Valée led the capture of Constantine by French troops on 13 October 1837. Horace Vernet.

Sylvain-Charles, comte Valée (17 December 1773 – 16 August 1846), born in Brienne-le-Château, was a Marshal of France.

Upon the outbreak of the French Revolution, Valée enlisted in the French revolutionary army and was sent to serve in the Army of the Nord. Promoted to captain in 1795 and to lieutenant colonel in 1804, Valée distinguished himself in the Battle of Jena, after which he was promoted to colonel in 1807 and given command of the 1st Artillery Regiment. In 1809, Valée was made commander of the artillery of the III Corps in Spain, where he distinguished himself in the sieges of Lleida, Tarragona, Tortosa and Valencia. In 1811 Valée was promoted to général de division and in 1814 Napoléon created him a count.

Canon de 12 of the Valée system with carriage, 1854.

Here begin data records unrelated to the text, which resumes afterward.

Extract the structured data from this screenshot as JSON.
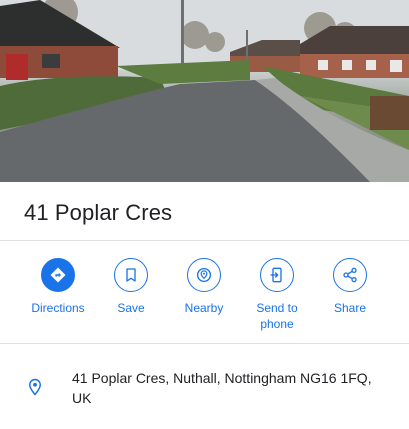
{
  "place": {
    "title": "41 Poplar Cres",
    "address": "41 Poplar Cres, Nuthall, Nottingham NG16 1FQ, UK"
  },
  "actions": [
    {
      "label": "Directions",
      "icon": "directions-icon"
    },
    {
      "label": "Save",
      "icon": "bookmark-icon"
    },
    {
      "label": "Nearby",
      "icon": "nearby-icon"
    },
    {
      "label": "Send to phone",
      "icon": "send-to-phone-icon"
    },
    {
      "label": "Share",
      "icon": "share-icon"
    }
  ],
  "colors": {
    "accent": "#1a73e8",
    "divider": "#e0e0e0",
    "text": "#202124"
  }
}
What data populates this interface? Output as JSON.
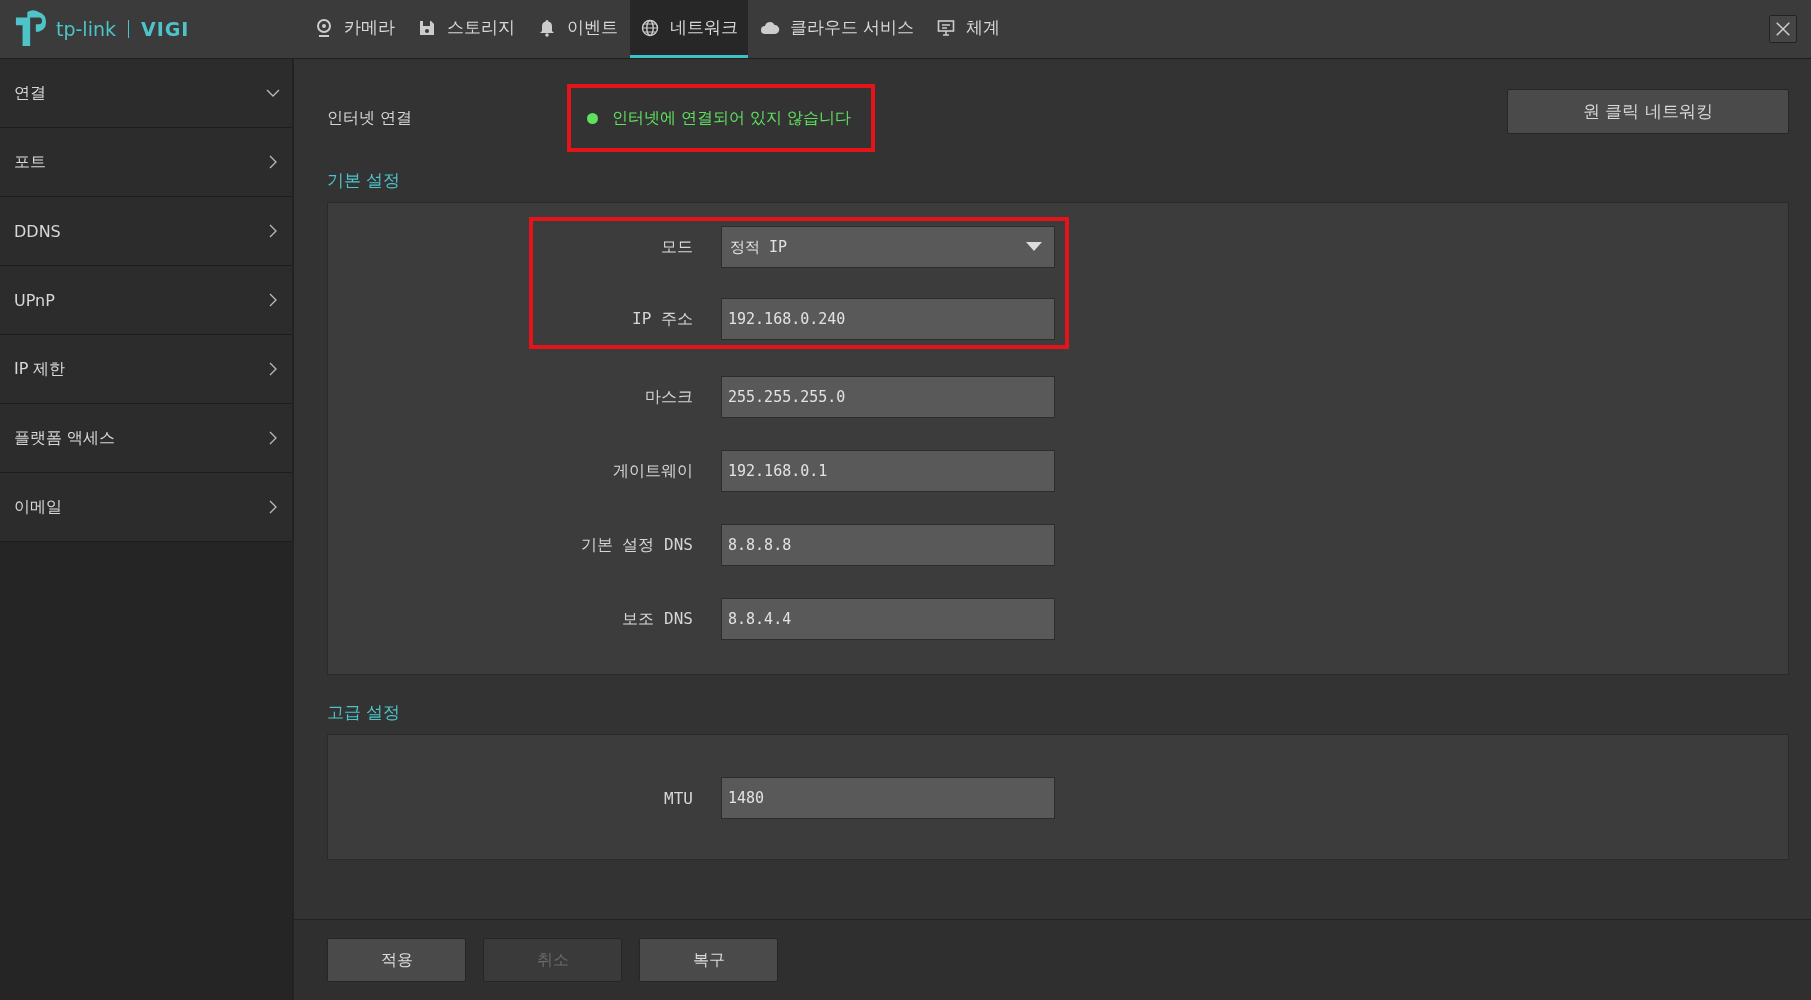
{
  "logo": {
    "brand": "tp-link",
    "product": "VIGI"
  },
  "nav": [
    {
      "label": "카메라",
      "selected": false
    },
    {
      "label": "스토리지",
      "selected": false
    },
    {
      "label": "이벤트",
      "selected": false
    },
    {
      "label": "네트워크",
      "selected": true
    },
    {
      "label": "클라우드 서비스",
      "selected": false
    },
    {
      "label": "체계",
      "selected": false
    }
  ],
  "sidebar": {
    "items": [
      {
        "label": "연결",
        "expanded": true
      },
      {
        "label": "포트",
        "expanded": false
      },
      {
        "label": "DDNS",
        "expanded": false
      },
      {
        "label": "UPnP",
        "expanded": false
      },
      {
        "label": "IP 제한",
        "expanded": false
      },
      {
        "label": "플랫폼 액세스",
        "expanded": false
      },
      {
        "label": "이메일",
        "expanded": false
      }
    ]
  },
  "internet": {
    "label": "인터넷 연결",
    "status": "인터넷에 연결되어 있지 않습니다",
    "color": "#5fe05f",
    "highlighted": true
  },
  "one_click_button": "원 클릭 네트워킹",
  "basic": {
    "title": "기본 설정",
    "fields": [
      {
        "label": "모드",
        "kind": "select",
        "value": "정적 IP",
        "highlighted": true
      },
      {
        "label": "IP 주소",
        "kind": "text",
        "value": "192.168.0.240",
        "highlighted": true
      },
      {
        "label": "마스크",
        "kind": "text",
        "value": "255.255.255.0",
        "highlighted": false
      },
      {
        "label": "게이트웨이",
        "kind": "text",
        "value": "192.168.0.1",
        "highlighted": false
      },
      {
        "label": "기본 설정 DNS",
        "kind": "text",
        "value": "8.8.8.8",
        "highlighted": false
      },
      {
        "label": "보조 DNS",
        "kind": "text",
        "value": "8.8.4.4",
        "highlighted": false
      }
    ]
  },
  "advanced": {
    "title": "고급 설정",
    "fields": [
      {
        "label": "MTU",
        "kind": "text",
        "value": "1480",
        "highlighted": false
      }
    ]
  },
  "buttons": [
    {
      "label": "적용",
      "disabled": false
    },
    {
      "label": "취소",
      "disabled": true
    },
    {
      "label": "복구",
      "disabled": false
    }
  ]
}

With the restoration of the House of Bourbon to the throne of France, Valée was made Inspector-General of the artillery. Although Napoléon upon his return from Elba made him commander of the artillery of the 5th military division, after the failure of the Waterloo campaign and the second restoration, Valée was retained by Louis XVIII as Inspector-General of the artillery. In this position he reorganized the French artillery, implementing the "Valée system".

Put on the non active list in September 1830, Valée was made a Peer of France in 1835 and in 1837 when the need arose for an experience artillery general, Valée was reinstated on the active service list and sent to Algeria. He commanded the artillery in the expedition against Constantine, and after the death of the army's commander, general Charles-Marie Denys de Damrémont, Valée was made commander of the French expeditionary forces. The forces commanded by Valée stormed and captured the city on October 13, a feat which gained him the Marshal's baton. Valée founded Skikda, and built the largest Roman theatre in Algeria in in the town. It was built upon the ruins of ancient Roman and Phoenician history.[1]

Valée was then made governor-general and served in this capacity until 1840. During his time as governor-general, Valée was faced with the insurrection of Abd-el-Kader. Count Valéé died in 1846 in Paris.

References[edit]

  1. ^ "Philippeville, Algeria". World Digital Library. 1899. Retrieved 2013-09-26.